It’s a little before 8 am on Friday morning the 8th of November when I arrive at the “Kainstobbe Teahouse” in Wildervanksterdallen (NL). This will be the training location for today. With an inspiring view over the fields as far as you can see.

After everyone arrived we first enjoyed the various teas in the selection, so much to choose from. After tea (some had coffee) the participants started telling each other one-on-one why they came to my training. The mainline was wanting to know more about Scrum themselves but also some skepticism to scrum; “we see scrum everywhere, but we hardly see it work in the right way, why is that?”.

No alt text provided for this image

Is it true what’s in the Scrum guide? “Scrum is simple to understand, but hard to master”? We tried to find out during the day. The participants are freelance experienced project and service managers and HR, IT and Financial Consultants. They’ve been around for many years working in or seeing different Scrum implementations in organizations with varying successes.

No alt text provided for this image

I always tell this Scrum Fairy tale: “Once upon a time over the hills came this very friendly Product Owner who owned an ordered Product Backlog containing everything valuable needed in the product, representing what all stakeholders expect and hope for. And waiting for this amazing PO is this development team ready to create those valuable items in done increments”.

No alt text provided for this image

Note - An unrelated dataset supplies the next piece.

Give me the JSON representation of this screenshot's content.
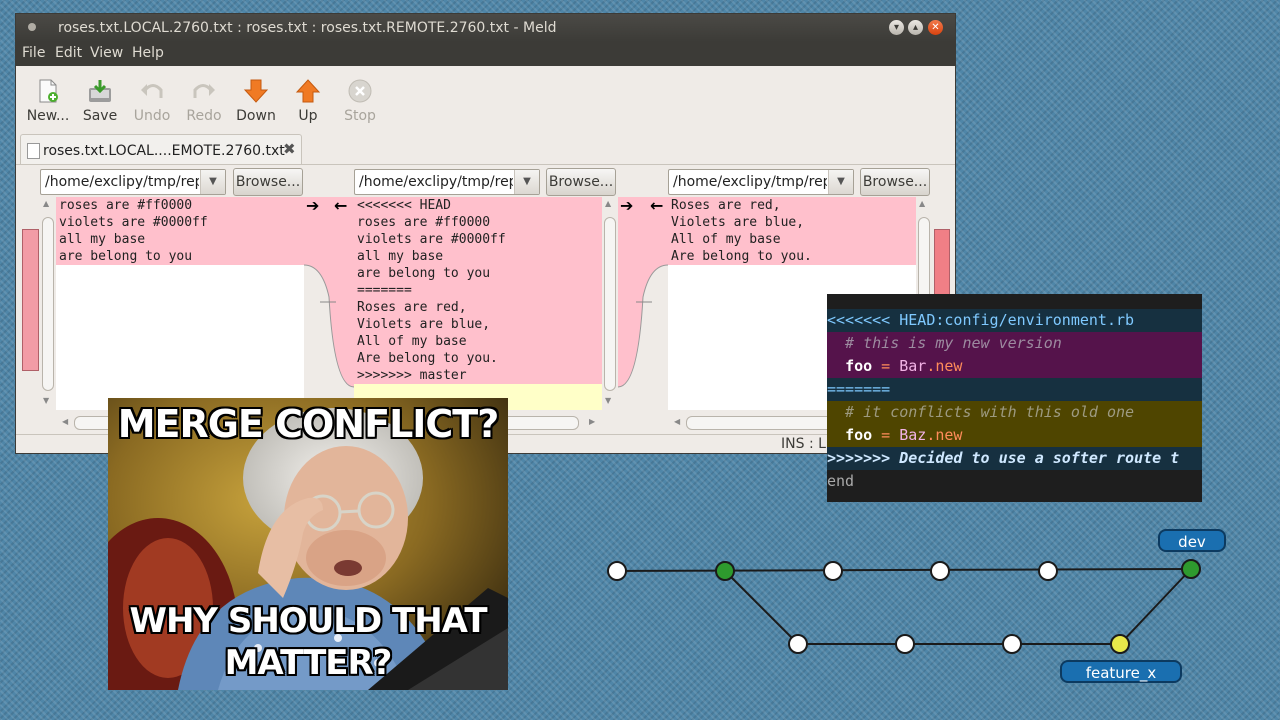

Simple to understand, hard to master: On what product are we working, is the Product Owner empowered to make decisions, do we know our stakeholders and do we help them with what they want, is the development team self-organizing, do we have all the skills needed to create the product increment and have no sub-teams, does the organization facilitate this way of working, or do they try to manage it.

No alt text provided for this image

While going through the Scrum framework step by step we had interesting discussion about the “theory” and what we see around us and what we can do to make small changes without being locked in “but that’s impossible, that will never work, or at least not in my organization”.


Every two hours we were delighted with “High Tea”. We had sandwiches, muffins, scones with clotted cream and the owner came over a couple of times to tell stories about the area (Veenkoloniën), what a kainstobbe is, how to roast the best coffee and many more interesting things. We were quite entertained.

We came to a sort of conclusion that Scrum is hard to master, but not impossible. Keep your back straight (you know what you’re doing and know it will work), persuade others to improve every day, explain what the change will do, think out of the box and don’t give up.

Around 5 pm, everyone was exhausted but also energized with new insights about Scrum and how-to-start.

Sandra Warmolts, Kropswolde, 2019 November 10